Conjugated protein - hemoglobin: 4 subunits are in different colours

Prosthetic group

Non-amino acid component that is part of the structure of the heteroproteins or conjugated proteins, being tightly linked to the apoprotein.

Non-amino acid component that is part of the structure of the heteroproteins or conjugated proteins, being tightly linked to the apoprotein.

Conjugated protein - hemoglobin: 4 subunits are in different colours

Not to be confused with the cofactor that binds to the enzyme apoenzyme (either a holoprotein or heteroprotein) by non-covalent binding a non-protein (non-amino acid)

The 18-electron cycle of porphin, the parent structure of porphyrin, highlighted. (Several other choices of atoms, through the pyrrole nitrogens, for example, also give 18-electron cycles.)

Porphyrin

Porphyrins are a group of heterocyclic macrocycle organic compounds, composed of four modified pyrrole subunits interconnected at their α carbon atoms via methine bridges (=CH−).

Porphyrins are a group of heterocyclic macrocycle organic compounds, composed of four modified pyrrole subunits interconnected at their α carbon atoms via methine bridges (=CH−).

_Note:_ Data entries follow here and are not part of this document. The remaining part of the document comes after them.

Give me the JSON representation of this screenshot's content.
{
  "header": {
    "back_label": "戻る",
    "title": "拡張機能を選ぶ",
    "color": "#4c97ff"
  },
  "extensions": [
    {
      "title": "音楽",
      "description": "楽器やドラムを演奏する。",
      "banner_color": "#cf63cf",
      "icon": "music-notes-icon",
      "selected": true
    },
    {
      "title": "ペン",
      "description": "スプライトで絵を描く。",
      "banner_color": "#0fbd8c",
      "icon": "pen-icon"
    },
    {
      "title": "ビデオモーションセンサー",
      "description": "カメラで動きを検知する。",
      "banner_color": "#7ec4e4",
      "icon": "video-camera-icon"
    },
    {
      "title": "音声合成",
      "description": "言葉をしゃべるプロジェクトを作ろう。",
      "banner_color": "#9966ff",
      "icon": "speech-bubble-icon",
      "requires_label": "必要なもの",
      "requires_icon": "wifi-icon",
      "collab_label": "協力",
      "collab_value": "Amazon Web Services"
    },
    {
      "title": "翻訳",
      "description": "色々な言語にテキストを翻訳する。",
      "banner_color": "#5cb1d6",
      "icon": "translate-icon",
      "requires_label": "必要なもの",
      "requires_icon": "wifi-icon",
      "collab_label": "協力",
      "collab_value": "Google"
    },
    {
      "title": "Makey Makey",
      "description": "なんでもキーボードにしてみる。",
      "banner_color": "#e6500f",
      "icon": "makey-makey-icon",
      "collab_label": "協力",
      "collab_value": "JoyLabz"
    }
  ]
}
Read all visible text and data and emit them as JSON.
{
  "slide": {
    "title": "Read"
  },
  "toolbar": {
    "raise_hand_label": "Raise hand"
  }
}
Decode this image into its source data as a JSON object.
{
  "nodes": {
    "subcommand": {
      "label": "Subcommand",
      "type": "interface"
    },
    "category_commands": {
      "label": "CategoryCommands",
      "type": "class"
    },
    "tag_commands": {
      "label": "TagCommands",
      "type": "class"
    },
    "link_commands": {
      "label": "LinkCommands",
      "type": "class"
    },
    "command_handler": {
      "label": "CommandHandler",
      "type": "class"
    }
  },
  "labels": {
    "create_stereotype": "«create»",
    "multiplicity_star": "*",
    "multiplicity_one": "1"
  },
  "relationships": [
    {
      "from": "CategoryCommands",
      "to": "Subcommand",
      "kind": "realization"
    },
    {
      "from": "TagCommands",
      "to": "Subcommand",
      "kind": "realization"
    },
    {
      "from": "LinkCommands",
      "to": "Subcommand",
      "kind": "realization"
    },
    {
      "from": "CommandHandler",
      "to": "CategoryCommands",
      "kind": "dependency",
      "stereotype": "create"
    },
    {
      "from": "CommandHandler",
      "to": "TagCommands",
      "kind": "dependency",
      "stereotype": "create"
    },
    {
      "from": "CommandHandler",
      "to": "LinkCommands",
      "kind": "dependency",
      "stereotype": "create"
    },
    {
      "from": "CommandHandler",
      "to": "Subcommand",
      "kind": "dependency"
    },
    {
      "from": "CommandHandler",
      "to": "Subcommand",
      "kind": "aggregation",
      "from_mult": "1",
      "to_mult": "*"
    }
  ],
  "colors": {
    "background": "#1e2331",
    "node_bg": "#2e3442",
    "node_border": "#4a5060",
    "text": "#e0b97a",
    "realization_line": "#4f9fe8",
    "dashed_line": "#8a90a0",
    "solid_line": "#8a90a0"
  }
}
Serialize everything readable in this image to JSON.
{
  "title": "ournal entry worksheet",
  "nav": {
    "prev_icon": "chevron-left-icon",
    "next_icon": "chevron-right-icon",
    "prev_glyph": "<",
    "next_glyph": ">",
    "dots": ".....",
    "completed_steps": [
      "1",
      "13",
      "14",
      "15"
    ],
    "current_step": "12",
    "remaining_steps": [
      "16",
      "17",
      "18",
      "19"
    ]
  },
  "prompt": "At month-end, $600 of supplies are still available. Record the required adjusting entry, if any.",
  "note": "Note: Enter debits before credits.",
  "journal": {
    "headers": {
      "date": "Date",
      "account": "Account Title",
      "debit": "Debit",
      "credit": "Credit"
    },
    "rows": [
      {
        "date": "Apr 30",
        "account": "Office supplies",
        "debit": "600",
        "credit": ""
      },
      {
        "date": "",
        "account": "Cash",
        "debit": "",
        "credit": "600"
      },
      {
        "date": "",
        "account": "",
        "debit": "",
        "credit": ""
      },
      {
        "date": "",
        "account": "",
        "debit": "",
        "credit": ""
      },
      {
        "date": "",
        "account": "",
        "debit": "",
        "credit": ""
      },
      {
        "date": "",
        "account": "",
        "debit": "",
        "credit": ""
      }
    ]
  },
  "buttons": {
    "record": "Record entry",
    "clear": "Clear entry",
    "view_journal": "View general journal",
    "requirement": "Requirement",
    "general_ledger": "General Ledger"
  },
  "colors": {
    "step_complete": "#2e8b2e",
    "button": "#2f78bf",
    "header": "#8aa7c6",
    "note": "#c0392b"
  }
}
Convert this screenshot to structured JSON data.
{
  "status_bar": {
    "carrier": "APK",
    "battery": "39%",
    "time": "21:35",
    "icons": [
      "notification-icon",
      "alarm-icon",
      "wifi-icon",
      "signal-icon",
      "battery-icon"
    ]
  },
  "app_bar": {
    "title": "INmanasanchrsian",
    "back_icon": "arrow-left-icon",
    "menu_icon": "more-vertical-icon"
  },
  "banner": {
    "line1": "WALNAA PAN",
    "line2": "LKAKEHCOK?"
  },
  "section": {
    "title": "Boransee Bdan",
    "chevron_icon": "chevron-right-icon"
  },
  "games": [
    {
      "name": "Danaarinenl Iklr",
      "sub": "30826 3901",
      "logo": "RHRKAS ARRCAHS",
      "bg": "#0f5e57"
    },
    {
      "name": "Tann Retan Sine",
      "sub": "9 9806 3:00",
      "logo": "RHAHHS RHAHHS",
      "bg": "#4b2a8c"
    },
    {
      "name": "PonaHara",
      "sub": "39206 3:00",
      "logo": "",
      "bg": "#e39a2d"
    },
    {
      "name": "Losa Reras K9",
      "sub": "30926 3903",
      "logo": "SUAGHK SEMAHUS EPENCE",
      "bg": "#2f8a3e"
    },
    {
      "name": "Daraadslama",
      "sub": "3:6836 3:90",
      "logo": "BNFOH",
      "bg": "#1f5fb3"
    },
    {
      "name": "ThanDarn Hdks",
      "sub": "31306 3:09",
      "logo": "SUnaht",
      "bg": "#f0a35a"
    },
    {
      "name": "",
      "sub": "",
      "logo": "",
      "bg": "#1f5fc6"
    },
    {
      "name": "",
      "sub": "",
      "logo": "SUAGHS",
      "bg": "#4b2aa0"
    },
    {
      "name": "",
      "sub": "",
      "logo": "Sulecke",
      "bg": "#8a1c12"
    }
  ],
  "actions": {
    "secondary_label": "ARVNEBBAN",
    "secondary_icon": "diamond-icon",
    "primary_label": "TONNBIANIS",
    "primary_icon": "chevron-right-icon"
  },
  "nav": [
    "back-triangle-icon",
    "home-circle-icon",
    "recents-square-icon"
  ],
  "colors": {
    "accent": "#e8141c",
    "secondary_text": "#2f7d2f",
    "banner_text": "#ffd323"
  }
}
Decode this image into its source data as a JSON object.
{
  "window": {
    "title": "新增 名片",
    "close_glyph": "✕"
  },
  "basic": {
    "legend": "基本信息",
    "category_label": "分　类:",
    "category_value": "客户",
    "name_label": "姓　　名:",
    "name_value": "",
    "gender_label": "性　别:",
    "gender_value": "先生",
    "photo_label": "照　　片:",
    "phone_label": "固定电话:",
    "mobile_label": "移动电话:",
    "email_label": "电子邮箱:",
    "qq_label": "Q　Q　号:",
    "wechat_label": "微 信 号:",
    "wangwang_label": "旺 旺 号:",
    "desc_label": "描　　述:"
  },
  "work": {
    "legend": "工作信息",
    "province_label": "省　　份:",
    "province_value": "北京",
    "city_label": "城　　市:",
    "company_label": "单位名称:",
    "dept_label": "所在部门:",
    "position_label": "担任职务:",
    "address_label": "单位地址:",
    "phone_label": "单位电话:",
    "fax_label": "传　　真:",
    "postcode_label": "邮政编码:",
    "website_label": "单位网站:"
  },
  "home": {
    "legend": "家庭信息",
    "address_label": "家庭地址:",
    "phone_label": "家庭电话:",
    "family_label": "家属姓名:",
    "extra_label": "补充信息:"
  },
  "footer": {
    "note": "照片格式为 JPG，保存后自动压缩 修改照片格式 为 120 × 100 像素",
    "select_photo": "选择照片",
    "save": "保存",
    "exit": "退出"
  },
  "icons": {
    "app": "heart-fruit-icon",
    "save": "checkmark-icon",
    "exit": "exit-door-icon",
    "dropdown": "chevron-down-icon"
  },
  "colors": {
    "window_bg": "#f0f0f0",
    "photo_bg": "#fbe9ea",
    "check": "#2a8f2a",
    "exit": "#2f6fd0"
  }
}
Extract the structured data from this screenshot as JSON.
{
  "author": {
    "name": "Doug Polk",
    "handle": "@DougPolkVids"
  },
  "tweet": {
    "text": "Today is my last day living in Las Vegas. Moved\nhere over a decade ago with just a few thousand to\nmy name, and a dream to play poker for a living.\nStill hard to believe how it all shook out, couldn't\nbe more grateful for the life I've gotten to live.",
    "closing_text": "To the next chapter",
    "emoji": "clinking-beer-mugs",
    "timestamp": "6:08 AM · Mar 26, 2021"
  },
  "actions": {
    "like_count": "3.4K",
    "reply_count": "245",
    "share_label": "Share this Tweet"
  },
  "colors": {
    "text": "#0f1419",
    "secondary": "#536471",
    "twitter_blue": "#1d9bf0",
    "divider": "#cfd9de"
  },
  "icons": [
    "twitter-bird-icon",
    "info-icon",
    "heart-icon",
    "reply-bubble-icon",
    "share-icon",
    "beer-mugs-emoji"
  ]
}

The 18-electron cycle of porphin, the parent structure of porphyrin, highlighted. (Several other choices of atoms, through the pyrrole nitrogens, for example, also give 18-electron cycles.)
Porphycene, first porphyrin isomer, synthesised from bipyrrole dialdehyde through McMurry coupling reaction
Various reported Isomers of porphyrin
Heme B biosynthesis pathway and its modulators. Major enzyme deficiences are also shown.
Brilliant crystals of meso-tetratolylporphyrin, prepared from 4-methylbenzaldehyde and pyrrole in refluxing propionic acid
On a gold surface porphyrin derivative molecules (a) form chains and clusters (b). Each cluster in (c,d) contains 4 or 5 molecules in the core and 8 or 10 molecules in the outer shells (STM images).
An example of porphyrins involved in host–guest chemistry. Here, a four-porphyrin–zinc complex hosts a porphyrin guest.
Porphin is the simplest porphyrin, a rare compound of theoretical interest.
Derivatives of protoporphyrin IX are common in nature, the precursor to hemes.
Octaethylporphyrin (H{{sub|2}}OEP) is a synthetic analogue of protoporphyrin IX. Unlike the natural porphyrin ligands, OEP{{sup|2−}} is highly symmetrical.
Lewis structure for meso-tetraphenylporphyrin
Simplified view of heme, a complex of a protoporphyrin IX.
UV–vis readout for meso-tetraphenylporphyrin
Light-activated porphyrin. Monatomic oxygen. Cellular aging

One of the best-known families of porphyrin complexes is heme, the pigment in red blood cells, a cofactor of the protein hemoglobin.

Euler-Chelpin, May 1934

Hans von Euler-Chelpin

German-born Swedish biochemist.

German-born Swedish biochemist.

Euler-Chelpin, May 1934

Harden discovered that the enzyme zymase, discovered by Eduard Buchner, only produces fermentation in interaction with the coenzyme cozymase.

Nitric oxide synthase

Nitric oxide synthases (NOSs) are a family of enzymes catalyzing the production of nitric oxide (NO) from L-arginine.

Nitric oxide synthases (NOSs) are a family of enzymes catalyzing the production of nitric oxide (NO) from L-arginine.

NOSs are unusual in that they require five cofactors.